In September 2022, Serbian Foreign Minister Nikola Selaković and his Russian counterpart Sergey Lavrov signed an agreement on mutual consultations in foreign policy matters in the margins of a United Nations General Assembly meeting. Being a candidate member state of the European Union, Serbia’s move to strengthen ties with the Kremlin in spite of Russia’s invasion of Ukraine triggered significant concern within the EU and among its Western partners.[1] In neighbouring Bosnia and Herzegovina (BiH), Republika Srpska (RS) leader Milorad Dodik awarded Russian President Putin with the entity’s highest medal of honour just a month after the December 2022 EU decision to grant the country candidate status.[2] In Montenegro, in spite of its NATO membership, various opposition politicians maintain close ties with the Kremlin too.

These episodes raise many questions about the state of relations between Russia and the three Western Balkans countries that have all formally tied their future to that of the European Union. Continued relations with Russia come across as remarkable when considering their significant, all-encompassing and highly institutionalised partnerships with the EU and related commitments, for example regarding foreign policy alignment. What is especially striking is the successes Russia seems to have across some sections of society in the three countries in raising a public perception of brotherhood based on conservative values and ‘strongmen’ politics. Capitalising on that image, Russia provides support to sympathetic politicians, nationalistic and far-right societal elements, and secessionists, thereby exploiting instability in the region.

This report aims to provide an insight into the range of tools Moscow utilises to influence Serbia, Montenegro, and Bosnia and Herzegovina, as well as into Russia’s objectives in these countries. It assesses which tools are most instrumental for Russia to retain influence in Serbia, Montenegro and BiH, in spite of their EU integration paths. The report places this analysis in the changed geopolitical circumstances resulting from Russia’s invasion of Ukraine.

The first chapter of the report analyses Russia’s objectives for the three countries, based on an analysis of Russian government sources, public statements by Russian officials, and secondary literature. The second chapter outlines the various fields of Russian influence in the three countries. It offers a structured analysis, based on literature research as well as interviews with officials and experts. A third chapter discusses main takeaways from Russian influence in the three countries.

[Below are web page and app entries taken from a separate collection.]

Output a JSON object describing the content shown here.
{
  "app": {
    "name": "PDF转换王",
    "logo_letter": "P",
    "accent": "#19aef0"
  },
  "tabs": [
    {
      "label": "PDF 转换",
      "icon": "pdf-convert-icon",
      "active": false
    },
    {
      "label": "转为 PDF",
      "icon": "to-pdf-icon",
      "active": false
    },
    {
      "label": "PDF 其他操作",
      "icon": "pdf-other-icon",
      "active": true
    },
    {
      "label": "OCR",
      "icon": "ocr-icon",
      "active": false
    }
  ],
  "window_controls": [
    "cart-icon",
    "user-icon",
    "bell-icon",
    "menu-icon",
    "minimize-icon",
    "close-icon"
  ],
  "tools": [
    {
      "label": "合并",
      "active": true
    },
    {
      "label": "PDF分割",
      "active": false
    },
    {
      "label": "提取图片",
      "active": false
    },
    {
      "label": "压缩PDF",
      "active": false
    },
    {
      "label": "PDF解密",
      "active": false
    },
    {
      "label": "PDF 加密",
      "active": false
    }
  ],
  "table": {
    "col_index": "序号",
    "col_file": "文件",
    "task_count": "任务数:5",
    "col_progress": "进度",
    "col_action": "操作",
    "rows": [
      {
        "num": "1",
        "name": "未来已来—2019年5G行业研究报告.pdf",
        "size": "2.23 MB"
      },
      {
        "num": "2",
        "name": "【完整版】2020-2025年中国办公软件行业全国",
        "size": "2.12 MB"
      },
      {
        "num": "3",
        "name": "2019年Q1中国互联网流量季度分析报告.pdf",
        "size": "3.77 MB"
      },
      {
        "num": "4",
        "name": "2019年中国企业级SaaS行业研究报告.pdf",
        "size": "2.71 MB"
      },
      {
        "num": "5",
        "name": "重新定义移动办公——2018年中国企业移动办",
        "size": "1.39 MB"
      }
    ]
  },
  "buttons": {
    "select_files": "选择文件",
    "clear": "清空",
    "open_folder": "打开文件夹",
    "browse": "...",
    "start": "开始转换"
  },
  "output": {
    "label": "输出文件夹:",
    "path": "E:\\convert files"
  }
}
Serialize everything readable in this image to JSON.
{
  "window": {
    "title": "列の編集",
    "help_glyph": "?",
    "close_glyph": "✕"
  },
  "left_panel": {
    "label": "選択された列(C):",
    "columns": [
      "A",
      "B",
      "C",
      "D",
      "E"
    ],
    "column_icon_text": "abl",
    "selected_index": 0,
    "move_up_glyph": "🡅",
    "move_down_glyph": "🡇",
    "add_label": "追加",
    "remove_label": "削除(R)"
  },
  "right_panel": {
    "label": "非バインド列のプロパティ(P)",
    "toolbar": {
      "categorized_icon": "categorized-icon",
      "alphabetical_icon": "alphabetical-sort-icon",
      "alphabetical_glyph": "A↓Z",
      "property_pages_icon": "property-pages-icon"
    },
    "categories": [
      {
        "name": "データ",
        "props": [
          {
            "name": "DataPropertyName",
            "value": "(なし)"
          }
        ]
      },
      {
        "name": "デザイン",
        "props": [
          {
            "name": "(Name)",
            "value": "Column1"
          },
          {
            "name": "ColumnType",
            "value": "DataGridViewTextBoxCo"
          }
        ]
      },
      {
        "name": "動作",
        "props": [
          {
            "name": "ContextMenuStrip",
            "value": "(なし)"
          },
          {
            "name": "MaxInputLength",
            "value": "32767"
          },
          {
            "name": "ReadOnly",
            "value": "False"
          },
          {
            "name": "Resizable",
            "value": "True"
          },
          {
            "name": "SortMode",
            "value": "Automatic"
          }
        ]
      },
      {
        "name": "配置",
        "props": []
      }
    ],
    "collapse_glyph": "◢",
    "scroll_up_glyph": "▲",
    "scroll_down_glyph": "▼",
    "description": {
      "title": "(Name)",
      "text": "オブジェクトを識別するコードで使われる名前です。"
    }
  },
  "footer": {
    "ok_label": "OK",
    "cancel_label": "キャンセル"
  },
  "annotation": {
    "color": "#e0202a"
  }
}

Bosnian Serb leader awards Putin highest medal of honor’, Deutsche Welle, January 8, 2023.